Also evident in Australia are accounts of pastors putting pressure on individuals to increase their tithes to more than 40 per cent of their incomes. Some evangelical pastors have also been known to link salvation and the afterlife with their ability to increase tithes. Tithes are the most abused Christian financial practice in this country. It is for this reason that the mainstream Christian denominations such as the Catholics and Anglicans refuse to be involved in this practice. Pentecostal churches, such as Hillsong and the Assemblies of God, have been known to force tithing upon their congregations if they wish to be actively involved in practising their faith. This is an abuse upon individuals that the mainstream Christian churches see as an outdated Old Testament practice that has no relevance in the following of Jesus Christ. Most Christians do not see their entrance to heaven as a financial investment or a one-off transaction, and any faith that proposes salvation as such is ignoring the very foundations of Christianity.

I draw attention to some mainstream religious leaders who have expressed concern about Pentecostal practices. Cardinal Pell of the Catholic Church has recently said that there is nothing in the gospel to say that if you followed Christ you would be more prosperous and successful. He said:

We know from Christ's teachings that riches are no great advantage in moving towards heaven.

Anglican Archbishop Ivan Lee has also expressed concern that the extreme emotion of Hillsong services could be manipulative, saying `the worship is in danger of being experience centred rather than Bible teaching centred'. With the election of a Family First senator, the church and state are no longer separate entities. I try to practise my religion as best I can; however, I would be disturbed if my church, the Catholic Church, was exclusively represented by a political party. The strength of our democracy is that it is inclusive and not sectarian.

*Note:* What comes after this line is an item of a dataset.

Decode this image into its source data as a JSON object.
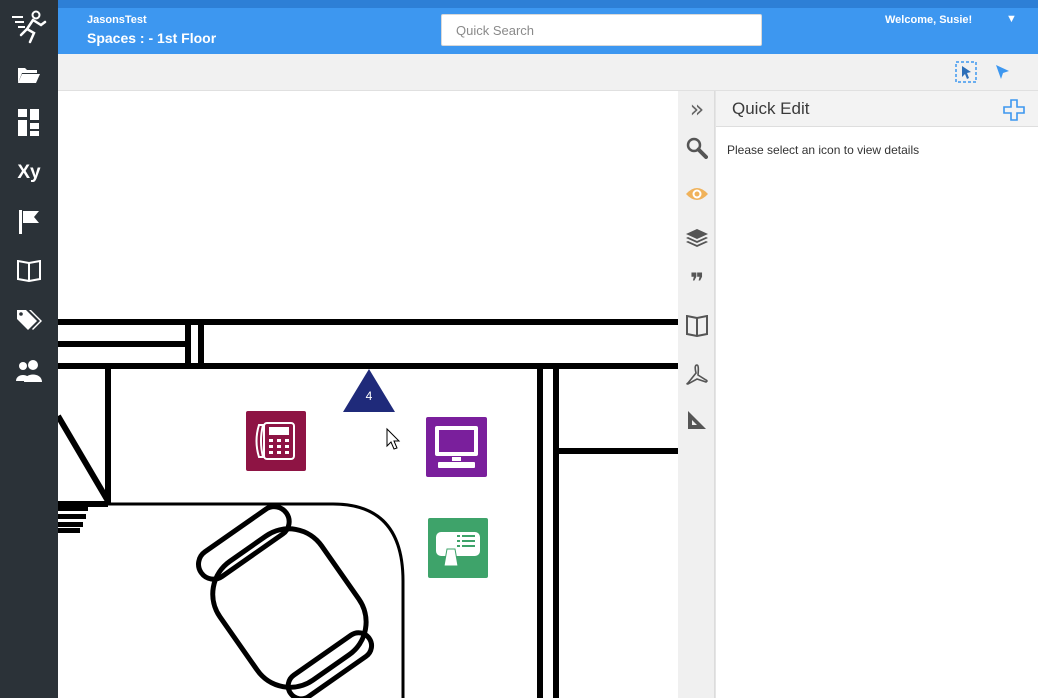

Family First need to come clean to the nation and reveal their agenda and policies rather than hide behind the smokescreen of their pro family rhetoric. Given the Prime Minister's cultivation of the Pentecostal vote, it is time that the Prime Minister was accountable for his dealings with Family First so that he can help reinforce the continued separation of religion and the state. The Prime Minister has invested too much in the Pentecostal churches to avoid scepticism. I look forward to asking our Prime Minister in three years time if the price was right.